In July 1989, Mandela was driven out of prison to meet P.W. Botha, the white minority president. Botha even poured the tea – what more could one expect!
With democratic elections in 1994, racial apartheid ended, and economic apartheid, a key if not the main trigger for the movement, suddenly took up a new face.
During the 1980s, the Botha regime had offered black businessmen generous loans, allowing them set up companies outside the restricted areas, the Bantustans. A new black bourgeoisie emerged quickly, along with rampant cronyism. ANC chieftains moved into mansions in “golf and country estates”. As disparities between elite white and elite black narrowed, they widened between black and black.
The Reaganesque mantra that the new wealth would “trickle down” and “create jobs” was lost in the dubious and familiar “mergers”, “consolidations” and “restructurings”. The usual Orwellian terms meaning “sock it to the working people.”
For foreign companies in South Africa, a black face on the board often ensured that nothing had changed. In 2001, George Soros could proudly say to the Davos Economic Forum, “South Africa is in the hands of international capital.”
In the townships, there has been little change. People were and are subjected to apartheid-era evictions. Some even express nostalgia for the “order” of the old regime.
The post-apartheid achievements in desegregating daily life in South Africa, including schools, were undercut by the extremes and corruption of the “neoliberalism” to which the ANC has devoted itself.
This produced the state crimes such as the massacre of 34 miners at Marikana in 2012. The event evoked the infamous Sharpeville massacre more than half a century earlier. Both had been protests about injustice.
Mandela, too, fostered crony relationships with wealthy whites from the corporate world, including those who had profited from apartheid. Perhaps he saw this as part of “reconciliation”.
Some will rate these radical changes in perspective as consummate political skills.

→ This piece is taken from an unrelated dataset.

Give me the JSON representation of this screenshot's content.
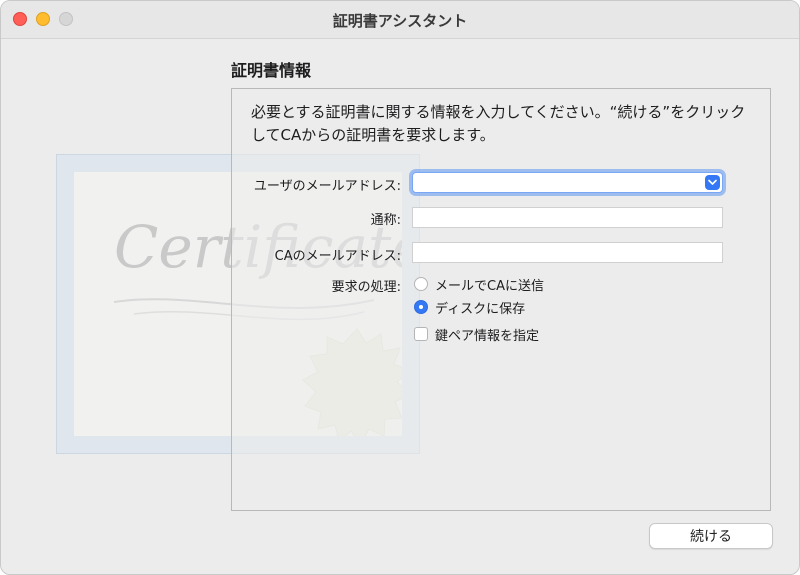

Others will rate them as treason of ideals.
There were those who genuinely wanted radical change, but perhaps the powerful influence of peaceful and missionary Christianity, embodied by Archbishop Tutu, may have been, in the end, the yeast leading eventually to end political apartheid.
White liberals at home and abroad warmed to peaceful and missionary Christianity. It didn’t mean much but the very lack of a coherent vision for the future of South Africa (by Mandela and the ANC) was sufficient guarantee for the continuance of economic apartheid.
The process bears dramatic similarity to the US evolution of the civil rights movement. Slavery ended in 1865 but it took one hundred years of killings, lynchings, massacres at home and wars abroad to make it meaningful.
In the instance, Martin Luther King was the symbol and power that put an end to segregation. Unlike Mandela, though, Martin Luther King’s teachings and ideas started peaceful but revolutionary, remained peaceful but revolutionary and only ended with his assassination. Which may probably explain why he was killed and Mandela wasn’t.
However, economic segregation has grown in the US in parallel with the economic apartheid of South Africa. The despair and the accompanying incarceration of blacks (and urban poor) have dramatically increased. Even new descriptive metaphors have sprung up in the language, such as the “pipeline from school to prison”. Meaning that prison is the most likely next career step, after whatever something called “education” the urban desegregated poor may receive in the current conditions.
Meanwhile and paradoxically, blackness has become a convenient cover to hide rampant cronyism, while the wealth of the nation is spirited away (euphemism for stolen) into the pocket of the usual suspects, the desegregated and now color-blind crime-sters and crime-stars.
Of this moment in history Obama is the befitting symbol.